Clarification: My purpose is to compare different methods for selecting/creating priors (or perhaps I should refer to them as predictive distributions for a quantity of interest/parameter). I do not want to select a prior for the particular set of data for which I have the likelihood, but rather I want to figure out in some sense what way of setting up a prior (or predictive distribution) gave the prior that best predicted the data / the likelihood. I'd probably want to ideally do this several time and then look in a frequentist sense at which approach seems to work best when I repeatedly need to create predictive distributions in similar settings.
Original main question: Let's say I have a number of prior distributions (e.g. from different approaches to getting prior distributions or from different experts) for a quantity of interest and that I have now done an experiment to determine the value of the quantity of interest. I want to figure out which priors were the "best". I'm struggeling with how one should actually define "best" in this context.

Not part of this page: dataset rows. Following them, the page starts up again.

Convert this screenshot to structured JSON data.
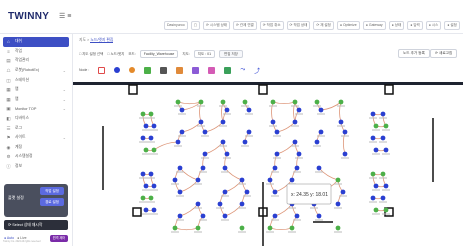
{
  "app": {
    "logo": "TWINNY",
    "menu_toggle": "☰ ≡"
  },
  "status": [
    {
      "caption": "",
      "value": "Dasinyuroo"
    },
    {
      "caption": "",
      "value": "▢"
    },
    {
      "caption": "",
      "value": "⟳ 시스템 상태"
    },
    {
      "caption": "",
      "value": "⟳ 관제 연결"
    },
    {
      "caption": "",
      "value": "⟳ 작업 취소"
    },
    {
      "caption": "",
      "value": "⟳ 작업 상태"
    },
    {
      "caption": "",
      "value": "⟳ 재 설정"
    },
    {
      "caption": "",
      "value": "● Optimize"
    },
    {
      "caption": "",
      "value": "● Gateway"
    },
    {
      "caption": "",
      "value": "● 상태"
    },
    {
      "caption": "",
      "value": "● 입력"
    },
    {
      "caption": "",
      "value": "● 시스"
    },
    {
      "caption": "",
      "value": "● 설정"
    }
  ],
  "sidebar": {
    "items": [
      {
        "label": "대쉬",
        "icon": "home-icon",
        "active": true
      },
      {
        "label": "작업",
        "icon": "list-icon"
      },
      {
        "label": "작업관리",
        "icon": "task-icon"
      },
      {
        "label": "로봇(RobotEx)",
        "icon": "robot-icon",
        "chev": "⌄"
      },
      {
        "label": "스테이션",
        "icon": "station-icon"
      },
      {
        "label": "맵",
        "icon": "map-icon",
        "chev": "⌄"
      },
      {
        "label": "맵",
        "icon": "map2-icon",
        "chev": "⌄"
      },
      {
        "label": "Monitor TOP",
        "icon": "monitor-icon",
        "chev": "⌄"
      },
      {
        "label": "디바이스",
        "icon": "device-icon"
      },
      {
        "label": "로그",
        "icon": "log-icon"
      },
      {
        "label": "사이트",
        "icon": "site-icon",
        "chev": "⌄"
      },
      {
        "label": "계정",
        "icon": "account-icon"
      },
      {
        "label": "시스템설정",
        "icon": "settings-icon"
      },
      {
        "label": "정보",
        "icon": "info-icon"
      }
    ],
    "panel_label": "플랫 설정",
    "panel_btn1": "작업 설정",
    "panel_btn2": "경로 설정",
    "dark_button": "⟳ Select 상태 재시작",
    "toggle_label": "● Auto",
    "toggle_label2": "● Live",
    "live_button": "원격 제어",
    "copyright": "Twinny Co. 2024 All rights reserved"
  },
  "content": {
    "breadcrumb": "지도 > ",
    "breadcrumb_current": "노드/엣지 편집",
    "filters": [
      "□ 지도 설정 선택",
      "□ 노드/엣지",
      "모드:",
      "지도:"
    ],
    "select1": "Facility_Warehouse",
    "select2": "지도 : 01",
    "apply_btn": "편집 저장",
    "right_btn1": "노드 추가 등록",
    "right_btn2": "⟳ 새로고침"
  },
  "toolbar": {
    "label": "Node :",
    "tools": [
      "red",
      "blue",
      "orange",
      "green",
      "darkgrey",
      "orange2",
      "purple",
      "pink",
      "green2",
      "blue2"
    ]
  },
  "colors": {
    "primary": "#3d4fc4",
    "node_blue": "#2a3fd1",
    "node_green": "#4cb048",
    "edge": "#d98a6a"
  },
  "map": {
    "label": "x: 24.35 y: 18.01"
  }
}
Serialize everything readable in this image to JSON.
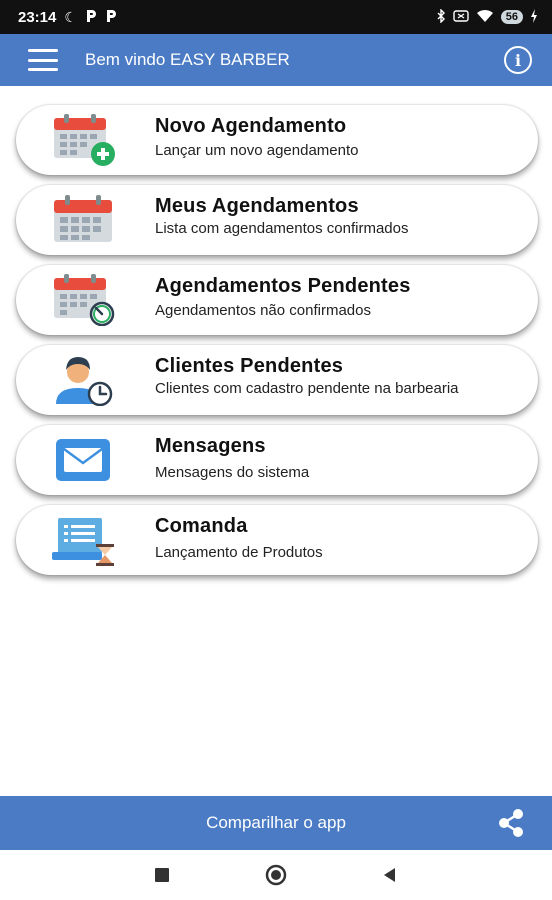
{
  "status_bar": {
    "time": "23:14",
    "battery": "56",
    "icons": [
      "moon-icon",
      "p-notification-icon",
      "bluetooth-icon",
      "sim-icon",
      "wifi-icon",
      "battery-icon",
      "charging-icon"
    ]
  },
  "app_bar": {
    "title": "Bem vindo EASY BARBER",
    "icons": [
      "hamburger-menu-icon",
      "info-icon"
    ]
  },
  "cards": [
    {
      "title": "Novo Agendamento",
      "subtitle": "Lançar um novo agendamento",
      "icon": "calendar-add-icon"
    },
    {
      "title": "Meus Agendamentos",
      "subtitle": "Lista com agendamentos confirmados",
      "icon": "calendar-icon"
    },
    {
      "title": "Agendamentos Pendentes",
      "subtitle": "Agendamentos não confirmados",
      "icon": "calendar-clock-icon"
    },
    {
      "title": "Clientes Pendentes",
      "subtitle": "Clientes com cadastro pendente na barbearia",
      "icon": "user-clock-icon"
    },
    {
      "title": "Mensagens",
      "subtitle": "Mensagens do sistema",
      "icon": "envelope-icon"
    },
    {
      "title": "Comanda",
      "subtitle": "Lançamento de Produtos",
      "icon": "order-hourglass-icon"
    }
  ],
  "share_bar": {
    "label": "Comparilhar o app",
    "icon": "share-icon"
  },
  "nav_bar": {
    "icons": [
      "recents-icon",
      "home-icon",
      "back-icon"
    ]
  },
  "colors": {
    "primary": "#4a7bc4",
    "calendar_red": "#e74c3c",
    "add_green": "#27ae60",
    "envelope_blue": "#3d8fe0"
  }
}
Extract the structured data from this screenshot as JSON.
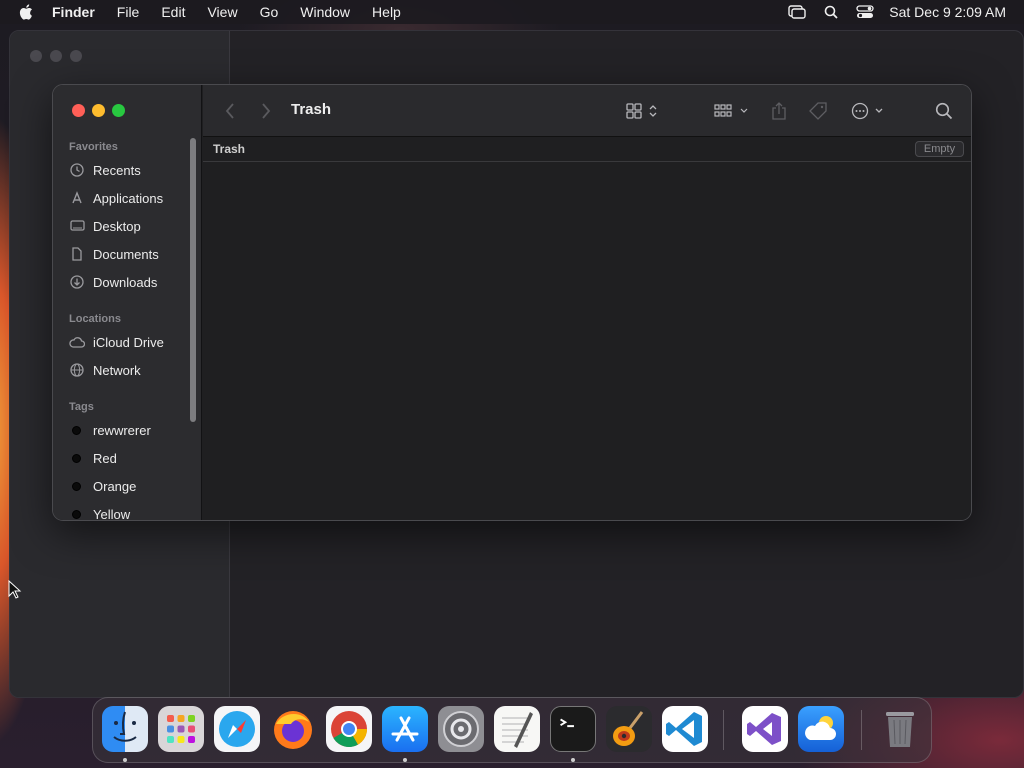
{
  "menubar": {
    "app_name": "Finder",
    "items": [
      "File",
      "Edit",
      "View",
      "Go",
      "Window",
      "Help"
    ],
    "clock": "Sat Dec 9  2:09 AM",
    "status_icons": [
      "screen-mirroring-icon",
      "spotlight-search-icon",
      "control-center-icon"
    ]
  },
  "finder": {
    "title": "Trash",
    "path_label": "Trash",
    "empty_button": "Empty",
    "sidebar": {
      "favorites_header": "Favorites",
      "favorites": [
        {
          "label": "Recents",
          "icon": "clock-icon"
        },
        {
          "label": "Applications",
          "icon": "applications-icon"
        },
        {
          "label": "Desktop",
          "icon": "desktop-icon"
        },
        {
          "label": "Documents",
          "icon": "document-icon"
        },
        {
          "label": "Downloads",
          "icon": "download-icon"
        }
      ],
      "locations_header": "Locations",
      "locations": [
        {
          "label": "iCloud Drive",
          "icon": "cloud-icon"
        },
        {
          "label": "Network",
          "icon": "network-icon"
        }
      ],
      "tags_header": "Tags",
      "tags": [
        {
          "label": "rewwrerer",
          "color": "#0a0a0a"
        },
        {
          "label": "Red",
          "color": "#0a0a0a"
        },
        {
          "label": "Orange",
          "color": "#0a0a0a"
        },
        {
          "label": "Yellow",
          "color": "#0a0a0a"
        }
      ]
    }
  },
  "dock": {
    "apps": [
      "Finder",
      "Launchpad",
      "Safari",
      "Firefox",
      "Chrome",
      "App Store",
      "System Settings",
      "TextEdit",
      "Terminal",
      "GarageBand",
      "Visual Studio Code",
      "Visual Studio",
      "Weather",
      "Trash"
    ]
  },
  "colors": {
    "close": "#ff5f57",
    "minimize": "#febc2e",
    "maximize": "#28c840",
    "window_bg": "#1f1f21",
    "sidebar_bg": "#2c2c2f"
  }
}
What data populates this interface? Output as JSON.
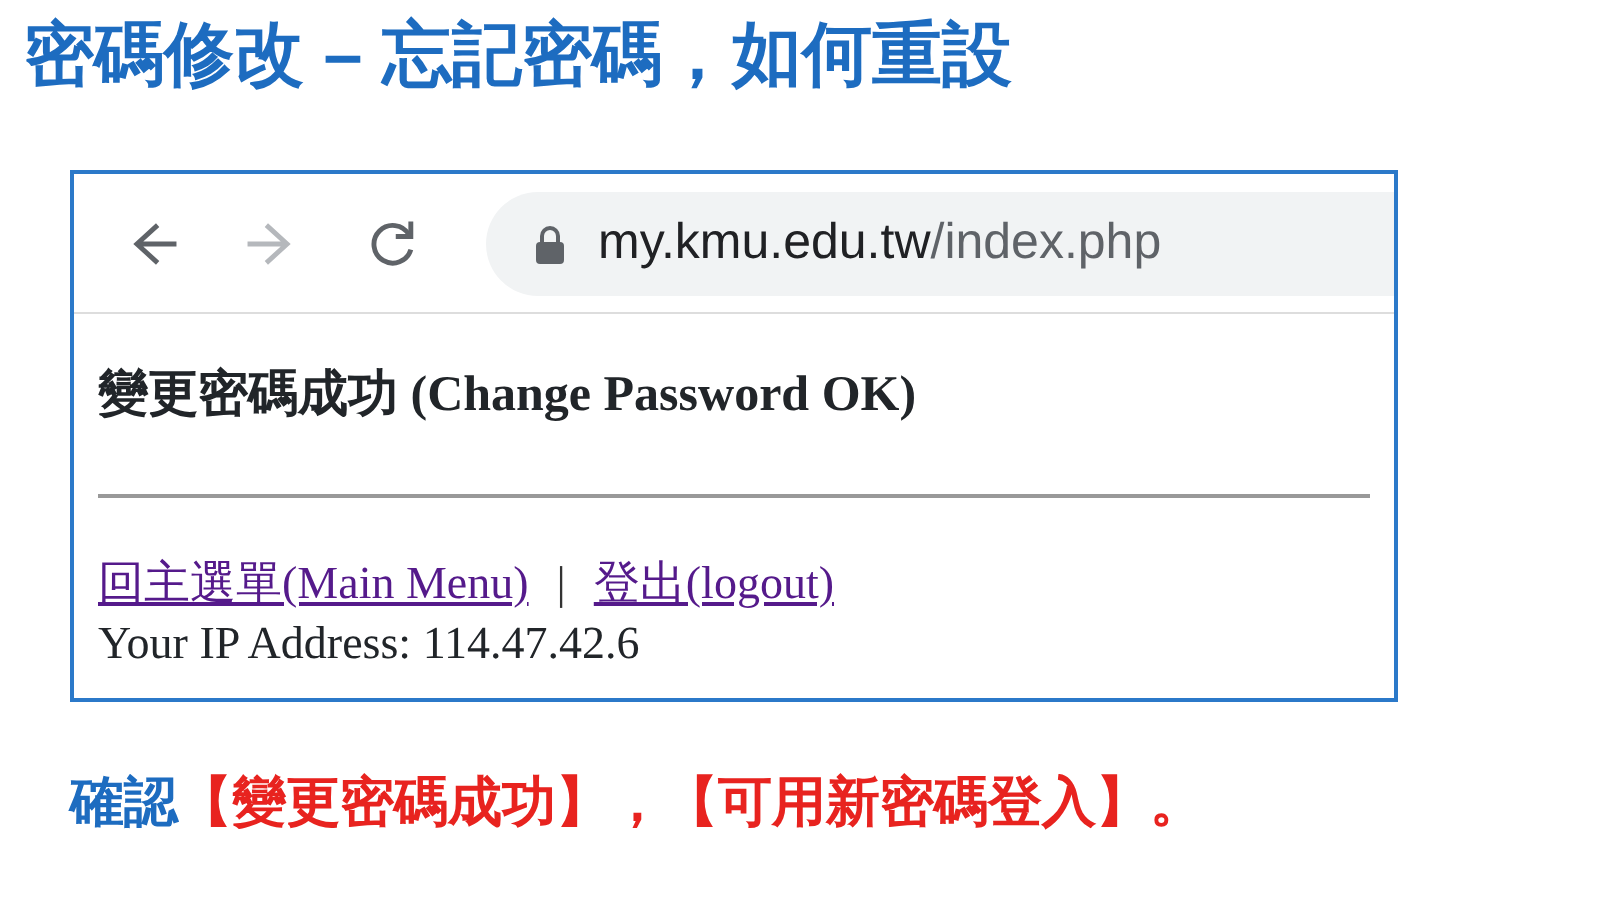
{
  "slide_title": "密碼修改 – 忘記密碼，如何重設",
  "browser": {
    "nav_buttons": [
      {
        "kind": "back",
        "disabled": false
      },
      {
        "kind": "forward",
        "disabled": true
      },
      {
        "kind": "reload",
        "disabled": false
      }
    ],
    "address": {
      "host": "my.kmu.edu.tw",
      "path": "/index.php"
    },
    "page": {
      "heading": "變更密碼成功 (Change Password OK)",
      "links": [
        {
          "label": "回主選單(Main Menu)"
        },
        {
          "label": "登出(logout)"
        }
      ],
      "separator": "|",
      "ip_line": "Your IP Address: 114.47.42.6"
    }
  },
  "caption": [
    {
      "text": "確認",
      "kind": "plain"
    },
    {
      "text": "【變更密碼成功】，【可用新密碼登入】。",
      "kind": "highlight"
    }
  ]
}
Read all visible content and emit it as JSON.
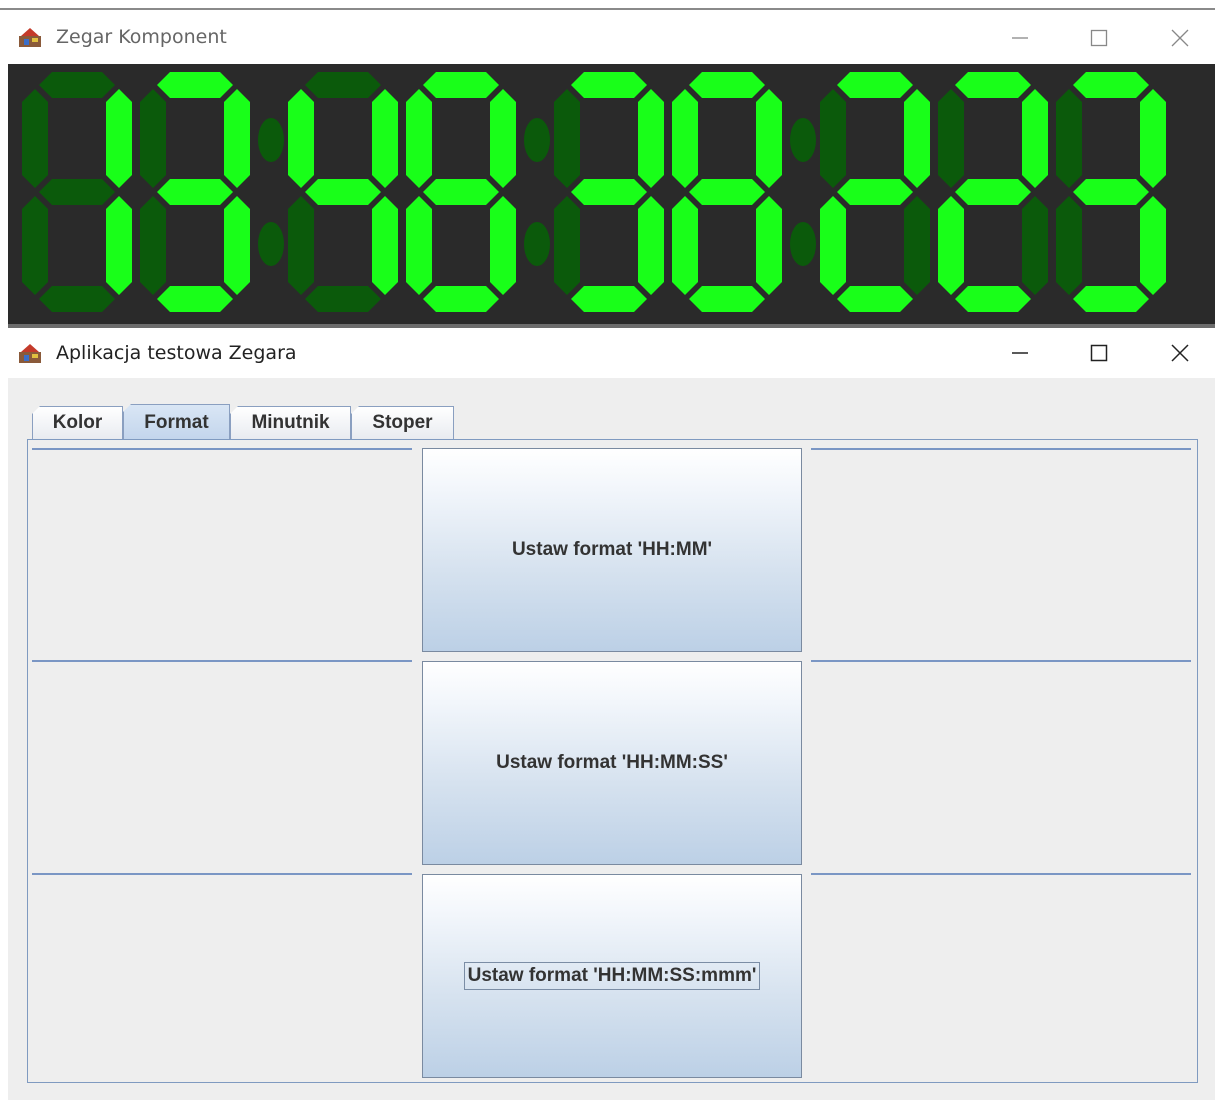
{
  "clock_window": {
    "title": "Zegar Komponent",
    "display": {
      "time": "13:48:38:223",
      "lit_color": "#19ff19",
      "dim_color": "#0b5a0b",
      "background": "#2a2a2a"
    }
  },
  "app_window": {
    "title": "Aplikacja testowa Zegara",
    "tabs": [
      {
        "label": "Kolor",
        "active": false
      },
      {
        "label": "Format",
        "active": true
      },
      {
        "label": "Minutnik",
        "active": false
      },
      {
        "label": "Stoper",
        "active": false
      }
    ],
    "buttons": [
      {
        "label": "Ustaw format 'HH:MM'",
        "focused": false
      },
      {
        "label": "Ustaw format 'HH:MM:SS'",
        "focused": false
      },
      {
        "label": "Ustaw format 'HH:MM:SS:mmm'",
        "focused": true
      }
    ]
  },
  "icons": [
    "java-app-icon",
    "minimize-icon",
    "maximize-icon",
    "close-icon"
  ]
}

Let's illustrate this with some hypothetical priors and a likelihood from the experiment. I.e. I don't get a single correct value, but instead e.g. have an estimate and a standard error. Let's use this plot as an example: It seems relatively clear that we would
- favor priors 4 and 5 over 1 and 2, because they are more certain and not proven wrong by the data, and
- favor priors 1, 2, 4 and 5 over prior 3, because prior 3 has the bulk of the probability mass in what seems to be a region not very compatible with the data.
A metric like the Hellinger distance (between the priors and the normalized likelihood) would capture those judgments of mine. However, it seems like that's not really such a good metric. E.g. it would strongly favor prior 5 over prior 4, which is, not at all, a clear case. This also becomes more obvious when we have less data and e.g. the likelihood is wider (and e.g. looks like prior 2). It seems wrong to me that prior 4 or 5 would become "worse", because we have less data (but it actually does not contradict the priors, at all). Sure, in the case where the likelihood looks more like prior 2, prior 2 should be considered better than under the likelihood shown above in black, but we could not really say that the data contradicts prior 4 or 5, could we?
I suspect someone must have done research on this topic and/or published about it, but somehow I failed to find the right search terms to find how people typically approach this. Any answers on sensible ways of approaching this problem and/or pointers literature would be appreciated.